=== TRY IT ===
Scan the entries below for "ylabel" and copy each line that holds it.

=== MATERIAL FOR THE TASK ===
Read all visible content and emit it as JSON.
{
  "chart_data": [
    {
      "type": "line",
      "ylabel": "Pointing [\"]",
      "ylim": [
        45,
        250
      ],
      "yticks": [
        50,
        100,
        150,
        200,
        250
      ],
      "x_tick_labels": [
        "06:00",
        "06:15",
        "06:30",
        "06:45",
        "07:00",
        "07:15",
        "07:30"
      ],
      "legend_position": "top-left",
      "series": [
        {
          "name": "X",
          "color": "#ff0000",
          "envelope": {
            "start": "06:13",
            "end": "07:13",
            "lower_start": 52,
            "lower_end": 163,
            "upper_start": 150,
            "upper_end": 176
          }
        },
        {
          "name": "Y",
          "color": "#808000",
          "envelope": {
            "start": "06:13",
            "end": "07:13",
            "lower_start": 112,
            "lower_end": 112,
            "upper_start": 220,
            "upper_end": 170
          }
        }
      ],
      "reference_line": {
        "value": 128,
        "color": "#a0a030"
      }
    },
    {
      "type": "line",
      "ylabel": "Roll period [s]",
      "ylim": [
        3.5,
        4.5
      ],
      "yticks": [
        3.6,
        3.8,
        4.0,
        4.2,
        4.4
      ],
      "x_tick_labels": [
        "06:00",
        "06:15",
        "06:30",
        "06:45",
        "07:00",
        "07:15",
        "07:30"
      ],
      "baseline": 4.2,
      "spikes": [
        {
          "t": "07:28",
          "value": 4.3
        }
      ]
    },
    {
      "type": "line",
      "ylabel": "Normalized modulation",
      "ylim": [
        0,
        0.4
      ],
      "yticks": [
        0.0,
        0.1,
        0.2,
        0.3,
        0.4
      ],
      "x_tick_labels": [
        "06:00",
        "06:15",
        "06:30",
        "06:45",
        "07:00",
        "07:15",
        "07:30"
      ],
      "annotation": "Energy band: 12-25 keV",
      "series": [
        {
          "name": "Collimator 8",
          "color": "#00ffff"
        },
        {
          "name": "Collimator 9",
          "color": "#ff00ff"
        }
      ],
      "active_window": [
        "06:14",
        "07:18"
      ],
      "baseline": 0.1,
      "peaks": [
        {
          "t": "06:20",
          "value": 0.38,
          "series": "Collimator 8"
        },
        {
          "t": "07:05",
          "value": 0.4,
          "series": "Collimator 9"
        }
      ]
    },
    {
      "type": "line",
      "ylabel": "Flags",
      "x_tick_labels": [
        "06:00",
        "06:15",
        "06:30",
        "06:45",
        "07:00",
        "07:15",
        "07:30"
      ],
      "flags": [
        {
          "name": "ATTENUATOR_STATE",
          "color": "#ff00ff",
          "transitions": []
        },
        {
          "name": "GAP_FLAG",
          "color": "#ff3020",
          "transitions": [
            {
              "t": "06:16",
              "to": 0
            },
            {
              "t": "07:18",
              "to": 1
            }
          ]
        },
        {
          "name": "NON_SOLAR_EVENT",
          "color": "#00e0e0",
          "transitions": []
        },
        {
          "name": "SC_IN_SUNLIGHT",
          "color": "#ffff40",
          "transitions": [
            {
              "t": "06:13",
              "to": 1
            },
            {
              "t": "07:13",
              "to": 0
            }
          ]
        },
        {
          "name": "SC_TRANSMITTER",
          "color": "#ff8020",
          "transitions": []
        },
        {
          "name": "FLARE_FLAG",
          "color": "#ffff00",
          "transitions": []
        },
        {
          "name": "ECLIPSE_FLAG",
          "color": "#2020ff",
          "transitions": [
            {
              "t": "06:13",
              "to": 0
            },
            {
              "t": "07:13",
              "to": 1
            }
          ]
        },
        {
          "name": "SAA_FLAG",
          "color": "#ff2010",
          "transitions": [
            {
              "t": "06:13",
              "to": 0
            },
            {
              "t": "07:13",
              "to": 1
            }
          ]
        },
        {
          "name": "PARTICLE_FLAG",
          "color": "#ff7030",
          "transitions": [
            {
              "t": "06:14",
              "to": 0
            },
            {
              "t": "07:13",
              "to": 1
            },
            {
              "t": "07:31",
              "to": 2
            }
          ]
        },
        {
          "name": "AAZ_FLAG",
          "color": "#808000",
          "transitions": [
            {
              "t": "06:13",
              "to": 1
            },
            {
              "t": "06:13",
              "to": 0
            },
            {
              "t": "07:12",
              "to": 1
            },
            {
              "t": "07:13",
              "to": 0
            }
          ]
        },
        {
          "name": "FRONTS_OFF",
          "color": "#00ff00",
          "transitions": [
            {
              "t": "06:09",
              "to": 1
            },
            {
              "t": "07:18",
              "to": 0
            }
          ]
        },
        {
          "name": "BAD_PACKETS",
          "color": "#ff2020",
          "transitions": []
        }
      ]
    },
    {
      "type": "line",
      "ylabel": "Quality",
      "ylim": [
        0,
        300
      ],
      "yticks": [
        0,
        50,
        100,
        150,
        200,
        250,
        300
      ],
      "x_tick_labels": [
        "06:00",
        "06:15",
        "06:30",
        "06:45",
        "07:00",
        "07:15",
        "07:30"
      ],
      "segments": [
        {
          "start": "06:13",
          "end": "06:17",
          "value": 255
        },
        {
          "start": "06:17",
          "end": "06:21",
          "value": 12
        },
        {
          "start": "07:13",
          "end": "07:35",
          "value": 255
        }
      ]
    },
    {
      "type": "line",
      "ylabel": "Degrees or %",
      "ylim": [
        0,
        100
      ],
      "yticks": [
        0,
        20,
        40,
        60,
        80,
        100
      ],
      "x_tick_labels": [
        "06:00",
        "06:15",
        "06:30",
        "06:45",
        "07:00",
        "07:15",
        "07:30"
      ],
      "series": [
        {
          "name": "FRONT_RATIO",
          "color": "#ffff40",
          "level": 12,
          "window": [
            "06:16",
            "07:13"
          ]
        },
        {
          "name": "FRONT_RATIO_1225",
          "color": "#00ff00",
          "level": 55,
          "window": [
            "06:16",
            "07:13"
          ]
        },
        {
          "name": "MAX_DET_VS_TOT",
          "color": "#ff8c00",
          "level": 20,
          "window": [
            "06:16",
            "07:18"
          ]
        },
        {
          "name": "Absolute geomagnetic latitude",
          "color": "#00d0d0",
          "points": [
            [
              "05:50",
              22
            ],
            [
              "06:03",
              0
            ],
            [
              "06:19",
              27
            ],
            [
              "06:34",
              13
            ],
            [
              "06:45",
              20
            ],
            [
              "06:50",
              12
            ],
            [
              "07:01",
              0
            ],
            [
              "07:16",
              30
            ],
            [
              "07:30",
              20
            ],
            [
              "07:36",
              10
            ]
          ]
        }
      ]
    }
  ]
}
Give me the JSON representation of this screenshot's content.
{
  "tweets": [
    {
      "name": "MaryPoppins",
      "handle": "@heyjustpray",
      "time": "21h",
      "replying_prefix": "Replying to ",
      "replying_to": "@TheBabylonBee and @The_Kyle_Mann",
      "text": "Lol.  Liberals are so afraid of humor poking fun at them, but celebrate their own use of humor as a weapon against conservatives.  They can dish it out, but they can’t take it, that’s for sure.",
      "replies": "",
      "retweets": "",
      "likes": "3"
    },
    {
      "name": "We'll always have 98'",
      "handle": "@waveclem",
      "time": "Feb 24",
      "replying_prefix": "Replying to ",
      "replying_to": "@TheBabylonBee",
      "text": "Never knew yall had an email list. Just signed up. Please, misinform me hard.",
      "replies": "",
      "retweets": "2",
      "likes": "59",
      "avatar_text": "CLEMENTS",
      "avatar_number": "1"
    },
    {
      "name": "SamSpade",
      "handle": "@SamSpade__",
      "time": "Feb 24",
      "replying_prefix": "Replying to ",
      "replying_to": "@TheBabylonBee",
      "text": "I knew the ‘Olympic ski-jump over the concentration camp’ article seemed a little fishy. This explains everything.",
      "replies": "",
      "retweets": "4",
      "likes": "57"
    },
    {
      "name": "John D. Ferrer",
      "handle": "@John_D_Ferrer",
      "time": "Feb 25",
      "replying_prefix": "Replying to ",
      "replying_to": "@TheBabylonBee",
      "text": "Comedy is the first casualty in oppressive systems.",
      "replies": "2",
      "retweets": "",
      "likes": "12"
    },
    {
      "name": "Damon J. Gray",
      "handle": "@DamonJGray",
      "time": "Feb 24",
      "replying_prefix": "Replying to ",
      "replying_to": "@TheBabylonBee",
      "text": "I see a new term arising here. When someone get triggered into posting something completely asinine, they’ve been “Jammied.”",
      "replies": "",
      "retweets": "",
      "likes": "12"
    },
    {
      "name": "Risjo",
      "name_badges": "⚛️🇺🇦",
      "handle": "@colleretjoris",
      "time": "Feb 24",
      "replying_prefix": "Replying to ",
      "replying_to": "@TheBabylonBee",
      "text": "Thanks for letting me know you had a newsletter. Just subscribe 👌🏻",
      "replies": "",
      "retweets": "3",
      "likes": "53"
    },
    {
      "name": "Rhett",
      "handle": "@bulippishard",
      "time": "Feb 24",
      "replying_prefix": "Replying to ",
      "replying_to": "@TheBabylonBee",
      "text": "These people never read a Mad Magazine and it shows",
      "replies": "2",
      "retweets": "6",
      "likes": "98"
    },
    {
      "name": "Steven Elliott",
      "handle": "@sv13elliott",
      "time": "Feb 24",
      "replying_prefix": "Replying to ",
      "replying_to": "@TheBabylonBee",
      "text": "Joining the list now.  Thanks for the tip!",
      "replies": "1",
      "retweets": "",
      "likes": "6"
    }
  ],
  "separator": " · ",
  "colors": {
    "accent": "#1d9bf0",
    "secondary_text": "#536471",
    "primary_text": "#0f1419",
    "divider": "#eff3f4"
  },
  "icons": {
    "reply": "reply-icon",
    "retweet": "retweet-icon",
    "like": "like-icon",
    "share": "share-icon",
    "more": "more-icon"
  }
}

=== THE COMPLETED TASK ===
      "ylabel": "Pointing [\"]",
      "ylabel": "Roll period [s]",
      "ylabel": "Normalized modulation",
      "ylabel": "Flags",
      "ylabel": "Quality",
      "ylabel": "Degrees or %",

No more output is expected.